Make a Payment Calendar
Before making a payment, double-check the due date on each expense and, if feasible, mark it on your calendar or planner. Missing a deadline might result in fines or potentially disrupting service delivery.
One of the greatest strategies to ensure that all your payments are paid on time is to create a calendar dedicated to them. This can assist in breaking down bigger monthly payments into smaller pieces that fit better within your budget, preventing them from seeming overwhelming when they come due all at once.
Streamline Payments with AutoPay
Most of your monthly bills allow you to have the amount you owe taken automatically from a chosen bank account. Make things simple by automating them. You can choose whether you want the creditor to debit the minimum due, the entire total due, or another amount when you set up automatic payments.
While many lenders accept automated payments from bank accounts, charging regular expenses to one of your credit cards may be an alternative for some monthly responsibilities.
Create A Manual Payment Mechanism
While it is a good idea to autopay as much as possible, you may not be able to or want to pay for everything automatically. You can set up a different system for those bills that you pay manually. If you want to pay your account straight immediately, you can go online and make a payment as soon as your statement or bill is posted.
You may set up a regular, recurring time to pay your expenses if you don’t want to go online every time you get a bill or stop what you’re doing to write a check.
Set Up Reminders
Whether you use autopay, manually pay your bills, or use telecom payment solutions, it’s useful to be alerted when they’re due. Your calendar reminders may suffice. Another option is to utilize dedicated software to organize your money and notify you of upcoming bills. You may also be able to sign up for notifications with creditors and vendors directly.
Consider Debt Consolidation
If many loans are causing difficulties in managing costs, consider consolidating them into a single loan with a lower interest rate or better conditions. You can spread the payback periods out over longer to minimize the monthly amount owed. Instead of paying three different monthly bills for utilities, why not check if you can combine your billing and pay for all your services in one monthly statement?
Making timely payments for your expenses can have a positive impact on reducing financial stress. By promptly settling your bills and ensuring that your accounts are in good standing, you can experience a sense of relief knowing that your financial matters are well managed. This peace of mind comes from the knowledge that you have fulfilled your financial obligations and maintained a balanced financial state.
The proper methods will assist you in paying your debts on time. You may make paying your bills on time easier by adopting and keeping to a strategy. It may appear to be a lot of work, but it’s well worth it to help preserve strong credit ratings, which can help you qualify for lower interest rates if you borrow in the future.
Author: Sheryl Wright

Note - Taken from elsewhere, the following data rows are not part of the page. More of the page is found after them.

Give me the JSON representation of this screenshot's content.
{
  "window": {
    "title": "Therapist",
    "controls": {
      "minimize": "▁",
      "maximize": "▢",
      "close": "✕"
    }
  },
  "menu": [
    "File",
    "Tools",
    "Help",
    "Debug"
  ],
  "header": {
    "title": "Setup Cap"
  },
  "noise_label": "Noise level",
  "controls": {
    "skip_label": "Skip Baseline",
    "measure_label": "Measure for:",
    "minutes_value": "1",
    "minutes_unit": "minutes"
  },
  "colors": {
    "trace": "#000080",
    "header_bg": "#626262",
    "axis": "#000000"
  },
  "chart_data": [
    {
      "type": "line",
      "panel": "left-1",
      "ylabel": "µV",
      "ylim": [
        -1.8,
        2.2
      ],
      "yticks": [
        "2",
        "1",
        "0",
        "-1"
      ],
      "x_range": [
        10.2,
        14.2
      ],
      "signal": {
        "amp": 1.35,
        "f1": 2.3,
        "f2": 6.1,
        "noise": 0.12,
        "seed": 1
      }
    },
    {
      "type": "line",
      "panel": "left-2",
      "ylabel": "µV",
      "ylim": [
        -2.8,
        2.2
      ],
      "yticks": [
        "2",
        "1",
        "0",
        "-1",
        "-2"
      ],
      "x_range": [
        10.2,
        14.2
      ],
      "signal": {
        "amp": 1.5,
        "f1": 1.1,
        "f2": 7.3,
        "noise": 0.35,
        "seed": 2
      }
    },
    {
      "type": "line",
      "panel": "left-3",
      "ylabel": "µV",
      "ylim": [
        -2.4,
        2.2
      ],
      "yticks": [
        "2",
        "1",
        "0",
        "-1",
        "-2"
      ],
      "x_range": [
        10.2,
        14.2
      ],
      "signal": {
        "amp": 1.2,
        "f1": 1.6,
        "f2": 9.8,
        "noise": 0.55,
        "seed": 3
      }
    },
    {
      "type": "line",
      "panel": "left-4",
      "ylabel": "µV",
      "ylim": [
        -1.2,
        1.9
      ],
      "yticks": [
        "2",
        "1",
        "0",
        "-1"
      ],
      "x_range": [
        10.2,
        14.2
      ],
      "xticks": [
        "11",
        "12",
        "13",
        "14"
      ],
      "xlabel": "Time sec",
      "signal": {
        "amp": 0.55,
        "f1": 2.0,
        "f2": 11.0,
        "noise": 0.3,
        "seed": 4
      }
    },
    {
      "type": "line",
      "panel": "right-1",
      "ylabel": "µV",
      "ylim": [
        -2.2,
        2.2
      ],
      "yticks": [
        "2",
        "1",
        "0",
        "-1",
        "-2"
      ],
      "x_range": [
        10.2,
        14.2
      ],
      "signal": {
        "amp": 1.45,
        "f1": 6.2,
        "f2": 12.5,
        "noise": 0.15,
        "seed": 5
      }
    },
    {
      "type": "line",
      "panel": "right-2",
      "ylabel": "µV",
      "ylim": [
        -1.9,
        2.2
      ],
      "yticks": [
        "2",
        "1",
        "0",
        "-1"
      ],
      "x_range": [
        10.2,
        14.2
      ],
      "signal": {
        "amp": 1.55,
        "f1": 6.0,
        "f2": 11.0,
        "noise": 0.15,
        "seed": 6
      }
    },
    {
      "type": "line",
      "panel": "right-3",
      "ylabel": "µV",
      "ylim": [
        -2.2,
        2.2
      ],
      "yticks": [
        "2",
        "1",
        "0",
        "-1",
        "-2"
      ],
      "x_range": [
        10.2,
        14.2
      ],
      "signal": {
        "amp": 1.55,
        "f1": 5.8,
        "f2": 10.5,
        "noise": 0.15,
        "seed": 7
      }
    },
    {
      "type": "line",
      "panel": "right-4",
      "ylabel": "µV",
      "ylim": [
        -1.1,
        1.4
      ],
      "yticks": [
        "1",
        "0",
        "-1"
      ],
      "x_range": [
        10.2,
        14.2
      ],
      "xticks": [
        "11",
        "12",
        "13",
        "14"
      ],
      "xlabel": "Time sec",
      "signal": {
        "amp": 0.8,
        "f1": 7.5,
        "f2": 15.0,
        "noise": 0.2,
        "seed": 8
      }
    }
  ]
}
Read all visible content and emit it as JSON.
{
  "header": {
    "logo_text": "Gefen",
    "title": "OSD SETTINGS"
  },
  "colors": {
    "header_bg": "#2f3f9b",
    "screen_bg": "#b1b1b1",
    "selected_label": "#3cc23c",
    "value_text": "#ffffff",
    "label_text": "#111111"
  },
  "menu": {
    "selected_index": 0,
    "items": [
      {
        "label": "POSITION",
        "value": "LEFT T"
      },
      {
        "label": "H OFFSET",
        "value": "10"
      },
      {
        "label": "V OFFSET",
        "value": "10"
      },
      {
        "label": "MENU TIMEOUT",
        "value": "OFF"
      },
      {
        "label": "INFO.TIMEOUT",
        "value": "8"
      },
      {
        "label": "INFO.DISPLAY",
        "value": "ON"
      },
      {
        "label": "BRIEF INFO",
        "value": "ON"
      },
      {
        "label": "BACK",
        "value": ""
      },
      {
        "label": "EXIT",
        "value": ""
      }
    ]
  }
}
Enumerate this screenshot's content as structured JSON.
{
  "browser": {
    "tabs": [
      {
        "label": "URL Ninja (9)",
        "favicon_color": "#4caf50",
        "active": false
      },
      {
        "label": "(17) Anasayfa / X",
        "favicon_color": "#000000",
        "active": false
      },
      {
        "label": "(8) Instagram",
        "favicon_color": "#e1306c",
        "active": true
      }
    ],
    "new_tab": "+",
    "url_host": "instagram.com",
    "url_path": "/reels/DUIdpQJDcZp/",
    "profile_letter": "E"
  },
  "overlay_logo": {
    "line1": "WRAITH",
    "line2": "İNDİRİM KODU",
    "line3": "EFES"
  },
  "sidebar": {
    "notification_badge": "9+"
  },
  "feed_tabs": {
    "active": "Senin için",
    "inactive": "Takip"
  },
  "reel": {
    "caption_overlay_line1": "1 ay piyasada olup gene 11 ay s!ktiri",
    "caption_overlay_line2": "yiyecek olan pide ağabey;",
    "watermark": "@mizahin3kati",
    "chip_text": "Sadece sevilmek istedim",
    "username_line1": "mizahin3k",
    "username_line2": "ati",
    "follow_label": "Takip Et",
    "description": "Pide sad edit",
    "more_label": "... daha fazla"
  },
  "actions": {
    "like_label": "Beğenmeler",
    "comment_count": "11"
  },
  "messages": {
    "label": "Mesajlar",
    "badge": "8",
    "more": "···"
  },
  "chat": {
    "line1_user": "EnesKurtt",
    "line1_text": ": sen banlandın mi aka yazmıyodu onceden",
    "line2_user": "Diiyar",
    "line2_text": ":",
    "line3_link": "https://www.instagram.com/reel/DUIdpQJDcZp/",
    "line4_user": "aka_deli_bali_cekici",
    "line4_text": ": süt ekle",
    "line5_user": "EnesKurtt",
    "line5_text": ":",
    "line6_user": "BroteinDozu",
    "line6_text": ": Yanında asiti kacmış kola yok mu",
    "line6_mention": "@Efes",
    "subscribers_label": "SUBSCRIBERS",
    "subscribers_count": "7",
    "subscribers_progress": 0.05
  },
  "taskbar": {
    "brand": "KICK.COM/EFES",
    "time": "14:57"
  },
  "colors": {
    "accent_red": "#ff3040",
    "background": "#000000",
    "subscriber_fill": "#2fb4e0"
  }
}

Sheryl Wright is a freelance writer who specializes in digital marketing, inclusive business, and interior design. If she is not at home reading, she is at a farmers market or climbing in the Rockies. She currently lives in Nashville, TN, with her cat, Saturn.